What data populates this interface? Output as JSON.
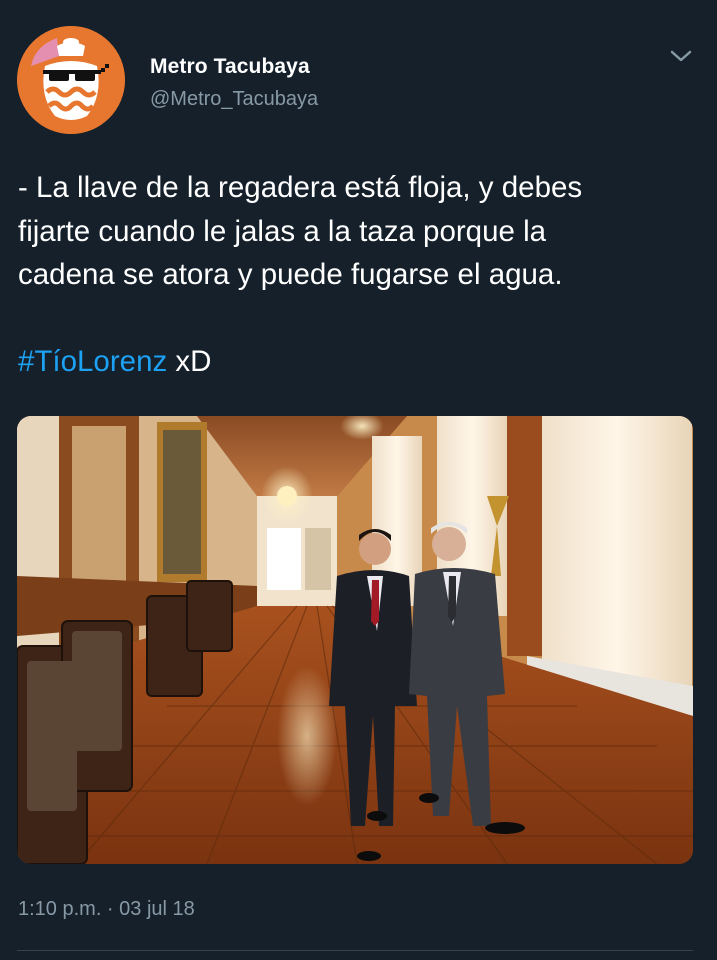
{
  "author": {
    "display_name": "Metro Tacubaya",
    "handle": "@Metro_Tacubaya"
  },
  "tweet": {
    "text_lines": [
      "- La llave de la regadera está floja, y debes",
      "fijarte cuando le jalas a la taza porque la",
      "cadena se atora y puede fugarse el agua."
    ],
    "hashtag": "#TíoLorenz",
    "hashtag_suffix": " xD",
    "timestamp": "1:10 p.m. · 03 jul 18"
  },
  "icons": {
    "menu": "chevron-down-icon",
    "avatar": "metro-tacubaya-pot-logo"
  },
  "colors": {
    "background": "#15202b",
    "link": "#1da1f2",
    "secondary_text": "#8899a6",
    "avatar_bg": "#e7772f"
  }
}
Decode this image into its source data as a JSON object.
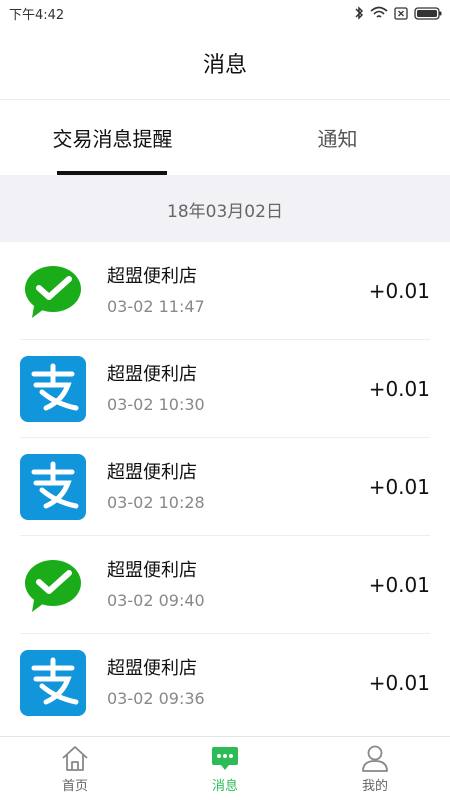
{
  "status": {
    "time": "下午4:42"
  },
  "header": {
    "title": "消息"
  },
  "tabs": [
    {
      "label": "交易消息提醒",
      "active": true
    },
    {
      "label": "通知",
      "active": false
    }
  ],
  "date_header": "18年03月02日",
  "transactions": [
    {
      "icon": "wechat-pay-icon",
      "merchant": "超盟便利店",
      "time": "03-02 11:47",
      "amount": "+0.01"
    },
    {
      "icon": "alipay-icon",
      "merchant": "超盟便利店",
      "time": "03-02 10:30",
      "amount": "+0.01"
    },
    {
      "icon": "alipay-icon",
      "merchant": "超盟便利店",
      "time": "03-02 10:28",
      "amount": "+0.01"
    },
    {
      "icon": "wechat-pay-icon",
      "merchant": "超盟便利店",
      "time": "03-02 09:40",
      "amount": "+0.01"
    },
    {
      "icon": "alipay-icon",
      "merchant": "超盟便利店",
      "time": "03-02 09:36",
      "amount": "+0.01"
    }
  ],
  "bottom_nav": [
    {
      "label": "首页",
      "icon": "home-icon",
      "active": false
    },
    {
      "label": "消息",
      "icon": "message-icon",
      "active": true
    },
    {
      "label": "我的",
      "icon": "user-icon",
      "active": false
    }
  ],
  "colors": {
    "wechat_green": "#1aad19",
    "alipay_blue": "#1296db",
    "active_nav": "#2dbb55"
  }
}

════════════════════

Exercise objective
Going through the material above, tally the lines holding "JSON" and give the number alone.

Written answer
2